Page and application data records
Start of Block

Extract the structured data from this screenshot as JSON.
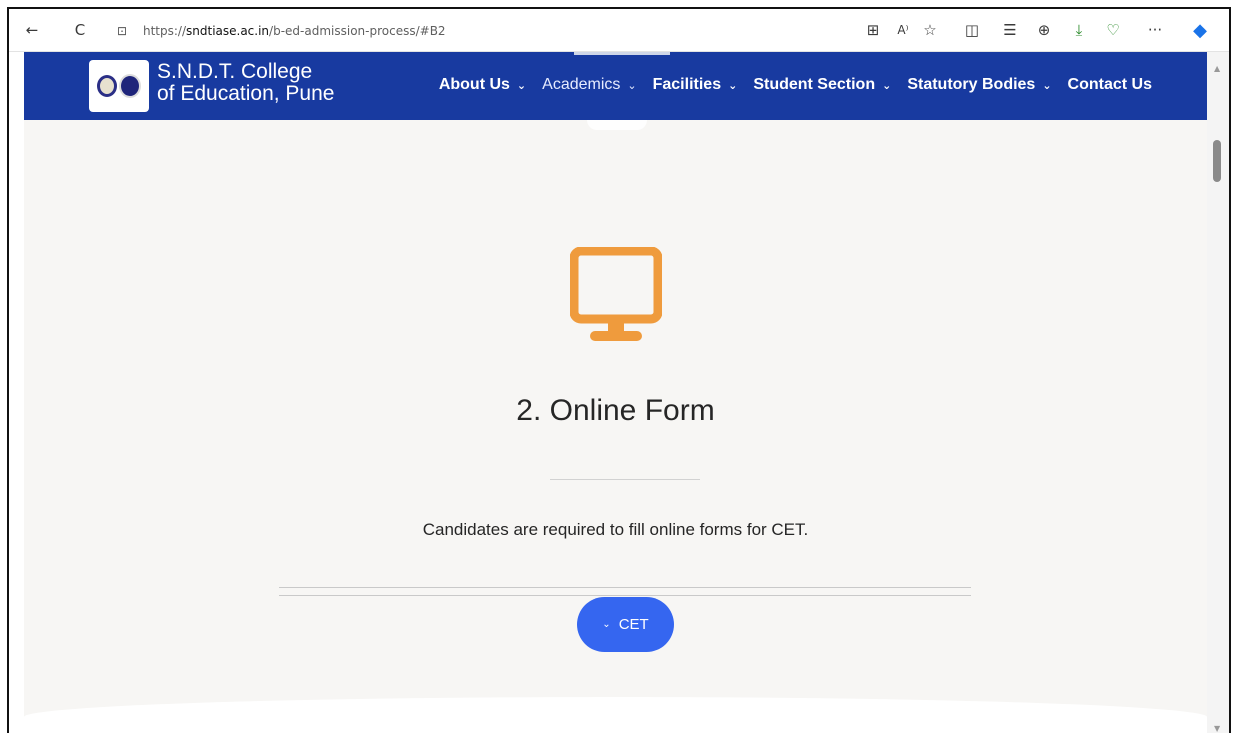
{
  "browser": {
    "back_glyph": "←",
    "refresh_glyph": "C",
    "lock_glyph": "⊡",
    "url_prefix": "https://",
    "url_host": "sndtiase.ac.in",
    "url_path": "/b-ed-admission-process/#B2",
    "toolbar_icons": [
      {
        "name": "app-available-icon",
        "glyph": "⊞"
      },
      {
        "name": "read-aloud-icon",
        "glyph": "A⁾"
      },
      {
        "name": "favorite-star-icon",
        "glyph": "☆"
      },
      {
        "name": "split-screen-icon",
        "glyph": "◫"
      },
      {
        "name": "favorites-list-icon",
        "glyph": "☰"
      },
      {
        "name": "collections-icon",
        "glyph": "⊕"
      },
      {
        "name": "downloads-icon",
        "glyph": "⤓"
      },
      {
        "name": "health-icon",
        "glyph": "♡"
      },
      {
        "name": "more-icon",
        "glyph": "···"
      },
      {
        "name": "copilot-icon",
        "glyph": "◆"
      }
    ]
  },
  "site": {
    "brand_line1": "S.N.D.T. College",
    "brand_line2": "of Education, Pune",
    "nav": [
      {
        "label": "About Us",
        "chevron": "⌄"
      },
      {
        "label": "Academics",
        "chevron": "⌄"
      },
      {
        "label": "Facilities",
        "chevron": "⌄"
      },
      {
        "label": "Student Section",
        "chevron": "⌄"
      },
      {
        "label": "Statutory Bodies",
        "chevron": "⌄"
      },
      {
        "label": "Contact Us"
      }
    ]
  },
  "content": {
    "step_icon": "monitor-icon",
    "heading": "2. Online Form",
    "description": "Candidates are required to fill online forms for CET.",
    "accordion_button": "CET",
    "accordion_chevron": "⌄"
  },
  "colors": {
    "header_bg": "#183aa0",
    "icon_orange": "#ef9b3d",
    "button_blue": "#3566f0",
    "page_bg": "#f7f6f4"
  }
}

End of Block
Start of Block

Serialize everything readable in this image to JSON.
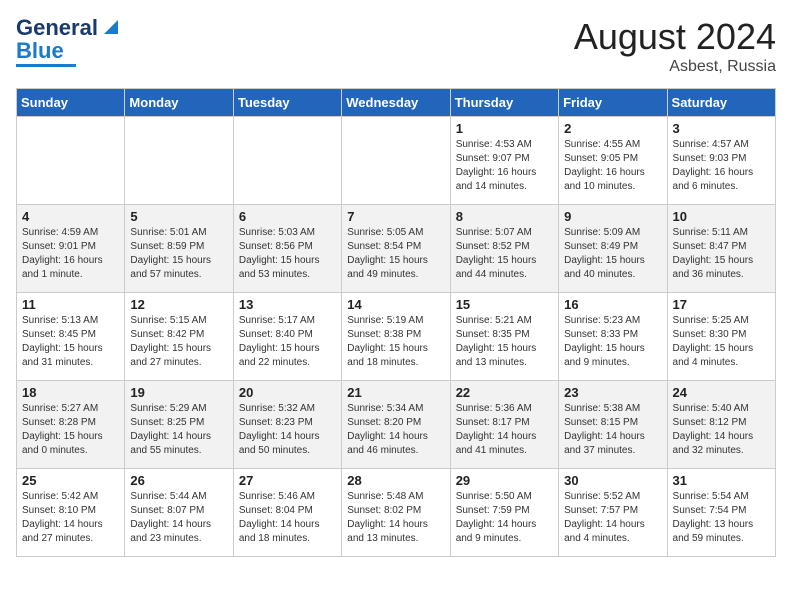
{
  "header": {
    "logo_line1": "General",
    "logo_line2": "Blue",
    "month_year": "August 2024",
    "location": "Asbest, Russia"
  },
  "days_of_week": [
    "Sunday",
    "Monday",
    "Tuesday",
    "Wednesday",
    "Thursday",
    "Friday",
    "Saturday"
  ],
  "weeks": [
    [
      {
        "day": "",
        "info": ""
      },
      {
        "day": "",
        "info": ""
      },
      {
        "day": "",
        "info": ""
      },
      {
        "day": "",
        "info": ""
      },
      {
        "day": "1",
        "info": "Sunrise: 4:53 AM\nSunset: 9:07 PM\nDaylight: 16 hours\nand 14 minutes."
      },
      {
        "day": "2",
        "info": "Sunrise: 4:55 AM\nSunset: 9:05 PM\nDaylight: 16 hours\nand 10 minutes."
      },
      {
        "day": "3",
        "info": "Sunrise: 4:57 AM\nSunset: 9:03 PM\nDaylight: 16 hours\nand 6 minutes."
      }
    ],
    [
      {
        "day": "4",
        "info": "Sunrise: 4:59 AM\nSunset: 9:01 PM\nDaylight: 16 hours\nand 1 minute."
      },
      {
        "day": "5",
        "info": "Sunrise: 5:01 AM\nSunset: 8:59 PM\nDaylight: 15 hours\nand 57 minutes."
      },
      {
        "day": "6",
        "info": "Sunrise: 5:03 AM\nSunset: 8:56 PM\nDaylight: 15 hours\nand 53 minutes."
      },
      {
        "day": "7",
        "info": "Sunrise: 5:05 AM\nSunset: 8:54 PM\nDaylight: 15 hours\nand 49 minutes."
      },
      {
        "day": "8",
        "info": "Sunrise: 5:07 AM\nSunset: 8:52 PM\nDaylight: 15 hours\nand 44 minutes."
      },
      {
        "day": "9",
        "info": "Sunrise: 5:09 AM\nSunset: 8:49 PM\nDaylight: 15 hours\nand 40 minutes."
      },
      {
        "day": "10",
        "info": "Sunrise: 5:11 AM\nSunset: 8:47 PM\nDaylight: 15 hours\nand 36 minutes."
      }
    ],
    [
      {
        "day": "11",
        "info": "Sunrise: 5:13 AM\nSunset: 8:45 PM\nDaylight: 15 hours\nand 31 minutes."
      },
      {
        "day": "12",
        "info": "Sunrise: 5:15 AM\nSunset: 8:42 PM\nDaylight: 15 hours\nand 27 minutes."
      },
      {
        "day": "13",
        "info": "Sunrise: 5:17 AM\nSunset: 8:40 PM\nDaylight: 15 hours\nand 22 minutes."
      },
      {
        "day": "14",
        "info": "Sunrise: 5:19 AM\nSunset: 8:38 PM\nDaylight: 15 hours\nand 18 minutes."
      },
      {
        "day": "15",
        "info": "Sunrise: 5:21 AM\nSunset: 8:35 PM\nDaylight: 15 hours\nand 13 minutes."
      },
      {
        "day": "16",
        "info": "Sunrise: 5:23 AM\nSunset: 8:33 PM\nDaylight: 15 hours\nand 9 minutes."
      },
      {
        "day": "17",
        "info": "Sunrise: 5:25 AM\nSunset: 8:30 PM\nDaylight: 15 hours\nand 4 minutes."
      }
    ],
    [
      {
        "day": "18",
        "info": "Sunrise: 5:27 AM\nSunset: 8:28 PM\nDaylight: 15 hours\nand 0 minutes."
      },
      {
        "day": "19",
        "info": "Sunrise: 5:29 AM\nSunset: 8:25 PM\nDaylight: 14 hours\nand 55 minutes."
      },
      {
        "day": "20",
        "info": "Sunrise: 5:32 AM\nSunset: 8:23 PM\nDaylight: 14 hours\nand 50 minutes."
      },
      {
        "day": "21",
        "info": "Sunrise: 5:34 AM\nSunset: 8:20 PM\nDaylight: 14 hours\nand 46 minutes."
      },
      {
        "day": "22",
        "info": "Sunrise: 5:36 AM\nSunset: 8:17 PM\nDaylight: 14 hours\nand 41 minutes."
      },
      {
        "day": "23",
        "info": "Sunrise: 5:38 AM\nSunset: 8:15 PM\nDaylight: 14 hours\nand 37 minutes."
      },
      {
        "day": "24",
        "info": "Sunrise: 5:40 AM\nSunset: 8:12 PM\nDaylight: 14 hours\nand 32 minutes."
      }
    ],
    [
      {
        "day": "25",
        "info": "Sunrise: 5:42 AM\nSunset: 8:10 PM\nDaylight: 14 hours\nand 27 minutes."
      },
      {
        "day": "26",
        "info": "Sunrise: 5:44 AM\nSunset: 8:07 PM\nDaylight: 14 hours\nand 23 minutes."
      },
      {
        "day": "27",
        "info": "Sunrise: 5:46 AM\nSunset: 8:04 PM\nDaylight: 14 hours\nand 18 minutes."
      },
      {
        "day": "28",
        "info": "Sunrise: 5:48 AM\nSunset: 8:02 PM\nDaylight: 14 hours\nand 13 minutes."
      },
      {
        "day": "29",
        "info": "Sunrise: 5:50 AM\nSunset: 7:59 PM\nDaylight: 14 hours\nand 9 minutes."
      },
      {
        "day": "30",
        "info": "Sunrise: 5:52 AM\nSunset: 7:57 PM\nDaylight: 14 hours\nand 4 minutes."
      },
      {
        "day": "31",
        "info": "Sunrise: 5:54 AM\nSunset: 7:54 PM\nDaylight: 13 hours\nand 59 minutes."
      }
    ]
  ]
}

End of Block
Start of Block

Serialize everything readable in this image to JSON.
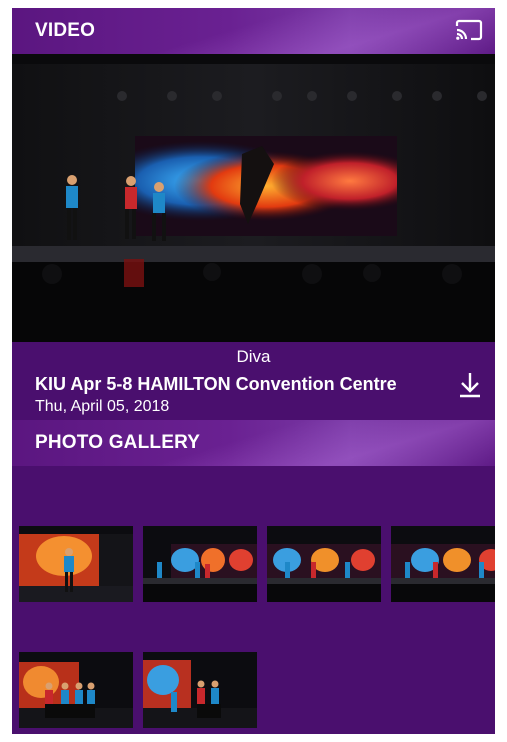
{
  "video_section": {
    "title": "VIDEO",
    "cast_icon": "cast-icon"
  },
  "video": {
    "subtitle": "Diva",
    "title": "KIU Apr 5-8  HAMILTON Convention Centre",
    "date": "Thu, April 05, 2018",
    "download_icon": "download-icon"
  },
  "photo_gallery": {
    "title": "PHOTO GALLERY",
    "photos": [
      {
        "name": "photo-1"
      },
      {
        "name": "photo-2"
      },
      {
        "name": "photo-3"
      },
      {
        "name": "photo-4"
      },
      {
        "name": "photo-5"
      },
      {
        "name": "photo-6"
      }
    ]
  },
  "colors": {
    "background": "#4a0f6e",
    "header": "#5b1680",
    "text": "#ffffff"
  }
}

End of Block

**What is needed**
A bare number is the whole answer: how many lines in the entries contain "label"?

**Exercise result**
6